Top of Task inputs

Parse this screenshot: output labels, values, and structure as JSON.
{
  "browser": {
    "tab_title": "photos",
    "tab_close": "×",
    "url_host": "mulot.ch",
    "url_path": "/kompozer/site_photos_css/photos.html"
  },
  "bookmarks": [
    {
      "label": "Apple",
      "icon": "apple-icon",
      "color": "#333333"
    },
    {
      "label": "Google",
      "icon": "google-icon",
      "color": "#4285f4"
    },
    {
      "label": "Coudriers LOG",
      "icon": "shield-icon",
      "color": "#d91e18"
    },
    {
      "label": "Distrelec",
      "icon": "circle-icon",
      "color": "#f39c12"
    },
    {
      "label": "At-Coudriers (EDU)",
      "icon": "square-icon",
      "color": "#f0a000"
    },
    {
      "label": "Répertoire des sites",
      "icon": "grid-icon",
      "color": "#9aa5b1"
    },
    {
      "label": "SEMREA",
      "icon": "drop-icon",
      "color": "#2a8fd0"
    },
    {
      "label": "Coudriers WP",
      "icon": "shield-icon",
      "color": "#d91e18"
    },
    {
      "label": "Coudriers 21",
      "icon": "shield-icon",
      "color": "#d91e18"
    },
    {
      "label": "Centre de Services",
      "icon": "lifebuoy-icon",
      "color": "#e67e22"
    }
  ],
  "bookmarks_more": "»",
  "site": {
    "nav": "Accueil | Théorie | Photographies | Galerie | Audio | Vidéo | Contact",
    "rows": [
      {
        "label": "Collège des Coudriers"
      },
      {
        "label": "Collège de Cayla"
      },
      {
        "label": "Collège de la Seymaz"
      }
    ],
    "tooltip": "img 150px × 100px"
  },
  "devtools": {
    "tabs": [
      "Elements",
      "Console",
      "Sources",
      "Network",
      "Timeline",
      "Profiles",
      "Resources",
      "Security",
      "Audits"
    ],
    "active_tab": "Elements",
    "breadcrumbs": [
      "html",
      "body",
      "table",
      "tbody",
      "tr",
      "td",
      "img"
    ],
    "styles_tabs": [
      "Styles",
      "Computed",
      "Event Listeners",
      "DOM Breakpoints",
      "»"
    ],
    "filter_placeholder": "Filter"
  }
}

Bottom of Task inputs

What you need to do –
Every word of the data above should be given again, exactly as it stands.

Exercise solution –
Parse this screenshot: output labels, values, and structure as JSON.
{
  "browser": {
    "tab_title": "photos",
    "tab_close": "×",
    "url_host": "mulot.ch",
    "url_path": "/kompozer/site_photos_css/photos.html"
  },
  "bookmarks": [
    {
      "label": "Apple",
      "icon": "apple-icon",
      "color": "#333333"
    },
    {
      "label": "Google",
      "icon": "google-icon",
      "color": "#4285f4"
    },
    {
      "label": "Coudriers LOG",
      "icon": "shield-icon",
      "color": "#d91e18"
    },
    {
      "label": "Distrelec",
      "icon": "circle-icon",
      "color": "#f39c12"
    },
    {
      "label": "At-Coudriers (EDU)",
      "icon": "square-icon",
      "color": "#f0a000"
    },
    {
      "label": "Répertoire des sites",
      "icon": "grid-icon",
      "color": "#9aa5b1"
    },
    {
      "label": "SEMREA",
      "icon": "drop-icon",
      "color": "#2a8fd0"
    },
    {
      "label": "Coudriers WP",
      "icon": "shield-icon",
      "color": "#d91e18"
    },
    {
      "label": "Coudriers 21",
      "icon": "shield-icon",
      "color": "#d91e18"
    },
    {
      "label": "Centre de Services",
      "icon": "lifebuoy-icon",
      "color": "#e67e22"
    }
  ],
  "bookmarks_more": "»",
  "site": {
    "nav": "Accueil | Théorie | Photographies | Galerie | Audio | Vidéo | Contact",
    "rows": [
      {
        "label": "Collège des Coudriers"
      },
      {
        "label": "Collège de Cayla"
      },
      {
        "label": "Collège de la Seymaz"
      }
    ],
    "tooltip": "img 150px × 100px"
  },
  "devtools": {
    "tabs": [
      "Elements",
      "Console",
      "Sources",
      "Network",
      "Timeline",
      "Profiles",
      "Resources",
      "Security",
      "Audits"
    ],
    "active_tab": "Elements",
    "breadcrumbs": [
      "html",
      "body",
      "table",
      "tbody",
      "tr",
      "td",
      "img"
    ],
    "styles_tabs": [
      "Styles",
      "Computed",
      "Event Listeners",
      "DOM Breakpoints",
      "»"
    ],
    "filter_placeholder": "Filter"
  }
}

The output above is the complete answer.